> [Task requirements]: Starting with the first line, output the data exactly through to the end.

Entries supplied section start

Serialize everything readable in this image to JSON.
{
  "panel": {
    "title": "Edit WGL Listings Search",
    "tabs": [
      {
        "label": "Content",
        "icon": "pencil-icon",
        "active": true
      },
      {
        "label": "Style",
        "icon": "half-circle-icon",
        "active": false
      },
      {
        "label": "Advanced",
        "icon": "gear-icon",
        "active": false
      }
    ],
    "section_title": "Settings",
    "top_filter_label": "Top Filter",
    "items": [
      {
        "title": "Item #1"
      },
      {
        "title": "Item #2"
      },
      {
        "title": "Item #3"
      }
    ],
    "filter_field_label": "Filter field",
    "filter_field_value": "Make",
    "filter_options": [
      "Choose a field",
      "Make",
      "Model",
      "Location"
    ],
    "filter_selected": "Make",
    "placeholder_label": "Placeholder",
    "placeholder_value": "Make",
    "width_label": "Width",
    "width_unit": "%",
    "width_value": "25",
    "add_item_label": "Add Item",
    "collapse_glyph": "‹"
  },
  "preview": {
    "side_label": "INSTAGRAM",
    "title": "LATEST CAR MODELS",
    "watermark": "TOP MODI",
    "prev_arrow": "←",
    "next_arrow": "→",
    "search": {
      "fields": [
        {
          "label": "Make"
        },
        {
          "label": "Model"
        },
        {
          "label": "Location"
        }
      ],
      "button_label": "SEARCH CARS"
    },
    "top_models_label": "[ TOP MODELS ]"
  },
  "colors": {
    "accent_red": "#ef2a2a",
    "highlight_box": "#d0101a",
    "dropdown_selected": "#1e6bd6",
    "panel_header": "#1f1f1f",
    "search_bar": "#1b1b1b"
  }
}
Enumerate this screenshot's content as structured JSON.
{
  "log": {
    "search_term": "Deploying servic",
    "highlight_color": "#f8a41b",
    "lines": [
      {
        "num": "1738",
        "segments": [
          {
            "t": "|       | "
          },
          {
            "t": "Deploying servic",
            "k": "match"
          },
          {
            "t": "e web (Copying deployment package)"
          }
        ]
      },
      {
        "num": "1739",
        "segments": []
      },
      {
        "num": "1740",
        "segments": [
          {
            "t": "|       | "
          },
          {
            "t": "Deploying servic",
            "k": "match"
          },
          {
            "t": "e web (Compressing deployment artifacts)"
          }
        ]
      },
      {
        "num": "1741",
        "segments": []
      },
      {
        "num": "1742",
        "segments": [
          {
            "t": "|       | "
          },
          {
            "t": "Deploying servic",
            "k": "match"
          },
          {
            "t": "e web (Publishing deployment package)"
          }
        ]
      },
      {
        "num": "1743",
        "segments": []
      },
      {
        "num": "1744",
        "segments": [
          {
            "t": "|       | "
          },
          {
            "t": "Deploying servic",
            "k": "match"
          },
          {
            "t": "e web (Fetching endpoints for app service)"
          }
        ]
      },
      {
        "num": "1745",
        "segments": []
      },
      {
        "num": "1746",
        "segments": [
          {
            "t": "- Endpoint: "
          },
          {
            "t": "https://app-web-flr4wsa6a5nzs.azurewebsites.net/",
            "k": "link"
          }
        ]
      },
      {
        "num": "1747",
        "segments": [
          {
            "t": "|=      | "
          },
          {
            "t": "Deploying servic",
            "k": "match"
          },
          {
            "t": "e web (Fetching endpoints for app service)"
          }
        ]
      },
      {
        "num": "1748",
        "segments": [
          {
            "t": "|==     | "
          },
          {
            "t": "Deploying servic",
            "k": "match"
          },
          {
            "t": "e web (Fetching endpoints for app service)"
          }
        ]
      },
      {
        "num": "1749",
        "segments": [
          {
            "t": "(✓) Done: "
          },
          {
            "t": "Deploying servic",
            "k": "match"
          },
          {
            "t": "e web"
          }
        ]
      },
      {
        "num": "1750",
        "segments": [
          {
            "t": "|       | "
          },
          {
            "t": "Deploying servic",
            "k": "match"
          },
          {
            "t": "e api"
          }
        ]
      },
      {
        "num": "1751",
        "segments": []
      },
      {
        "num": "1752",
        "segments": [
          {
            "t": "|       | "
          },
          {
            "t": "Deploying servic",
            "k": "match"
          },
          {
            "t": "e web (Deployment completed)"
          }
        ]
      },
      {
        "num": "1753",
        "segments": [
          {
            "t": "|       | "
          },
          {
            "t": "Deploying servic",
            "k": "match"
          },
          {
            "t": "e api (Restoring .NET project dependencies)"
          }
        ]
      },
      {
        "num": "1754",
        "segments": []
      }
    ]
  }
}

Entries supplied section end

> [Solution below]:
Serialize everything readable in this image to JSON.
{
  "panel": {
    "title": "Edit WGL Listings Search",
    "tabs": [
      {
        "label": "Content",
        "icon": "pencil-icon",
        "active": true
      },
      {
        "label": "Style",
        "icon": "half-circle-icon",
        "active": false
      },
      {
        "label": "Advanced",
        "icon": "gear-icon",
        "active": false
      }
    ],
    "section_title": "Settings",
    "top_filter_label": "Top Filter",
    "items": [
      {
        "title": "Item #1"
      },
      {
        "title": "Item #2"
      },
      {
        "title": "Item #3"
      }
    ],
    "filter_field_label": "Filter field",
    "filter_field_value": "Make",
    "filter_options": [
      "Choose a field",
      "Make",
      "Model",
      "Location"
    ],
    "filter_selected": "Make",
    "placeholder_label": "Placeholder",
    "placeholder_value": "Make",
    "width_label": "Width",
    "width_unit": "%",
    "width_value": "25",
    "add_item_label": "Add Item",
    "collapse_glyph": "‹"
  },
  "preview": {
    "side_label": "INSTAGRAM",
    "title": "LATEST CAR MODELS",
    "watermark": "TOP MODI",
    "prev_arrow": "←",
    "next_arrow": "→",
    "search": {
      "fields": [
        {
          "label": "Make"
        },
        {
          "label": "Model"
        },
        {
          "label": "Location"
        }
      ],
      "button_label": "SEARCH CARS"
    },
    "top_models_label": "[ TOP MODELS ]"
  },
  "colors": {
    "accent_red": "#ef2a2a",
    "highlight_box": "#d0101a",
    "dropdown_selected": "#1e6bd6",
    "panel_header": "#1f1f1f",
    "search_bar": "#1b1b1b"
  }
}
Enumerate this screenshot's content as structured JSON.
{
  "log": {
    "search_term": "Deploying servic",
    "highlight_color": "#f8a41b",
    "lines": [
      {
        "num": "1738",
        "segments": [
          {
            "t": "|       | "
          },
          {
            "t": "Deploying servic",
            "k": "match"
          },
          {
            "t": "e web (Copying deployment package)"
          }
        ]
      },
      {
        "num": "1739",
        "segments": []
      },
      {
        "num": "1740",
        "segments": [
          {
            "t": "|       | "
          },
          {
            "t": "Deploying servic",
            "k": "match"
          },
          {
            "t": "e web (Compressing deployment artifacts)"
          }
        ]
      },
      {
        "num": "1741",
        "segments": []
      },
      {
        "num": "1742",
        "segments": [
          {
            "t": "|       | "
          },
          {
            "t": "Deploying servic",
            "k": "match"
          },
          {
            "t": "e web (Publishing deployment package)"
          }
        ]
      },
      {
        "num": "1743",
        "segments": []
      },
      {
        "num": "1744",
        "segments": [
          {
            "t": "|       | "
          },
          {
            "t": "Deploying servic",
            "k": "match"
          },
          {
            "t": "e web (Fetching endpoints for app service)"
          }
        ]
      },
      {
        "num": "1745",
        "segments": []
      },
      {
        "num": "1746",
        "segments": [
          {
            "t": "- Endpoint: "
          },
          {
            "t": "https://app-web-flr4wsa6a5nzs.azurewebsites.net/",
            "k": "link"
          }
        ]
      },
      {
        "num": "1747",
        "segments": [
          {
            "t": "|=      | "
          },
          {
            "t": "Deploying servic",
            "k": "match"
          },
          {
            "t": "e web (Fetching endpoints for app service)"
          }
        ]
      },
      {
        "num": "1748",
        "segments": [
          {
            "t": "|==     | "
          },
          {
            "t": "Deploying servic",
            "k": "match"
          },
          {
            "t": "e web (Fetching endpoints for app service)"
          }
        ]
      },
      {
        "num": "1749",
        "segments": [
          {
            "t": "(✓) Done: "
          },
          {
            "t": "Deploying servic",
            "k": "match"
          },
          {
            "t": "e web"
          }
        ]
      },
      {
        "num": "1750",
        "segments": [
          {
            "t": "|       | "
          },
          {
            "t": "Deploying servic",
            "k": "match"
          },
          {
            "t": "e api"
          }
        ]
      },
      {
        "num": "1751",
        "segments": []
      },
      {
        "num": "1752",
        "segments": [
          {
            "t": "|       | "
          },
          {
            "t": "Deploying servic",
            "k": "match"
          },
          {
            "t": "e web (Deployment completed)"
          }
        ]
      },
      {
        "num": "1753",
        "segments": [
          {
            "t": "|       | "
          },
          {
            "t": "Deploying servic",
            "k": "match"
          },
          {
            "t": "e api (Restoring .NET project dependencies)"
          }
        ]
      },
      {
        "num": "1754",
        "segments": []
      }
    ]
  }
}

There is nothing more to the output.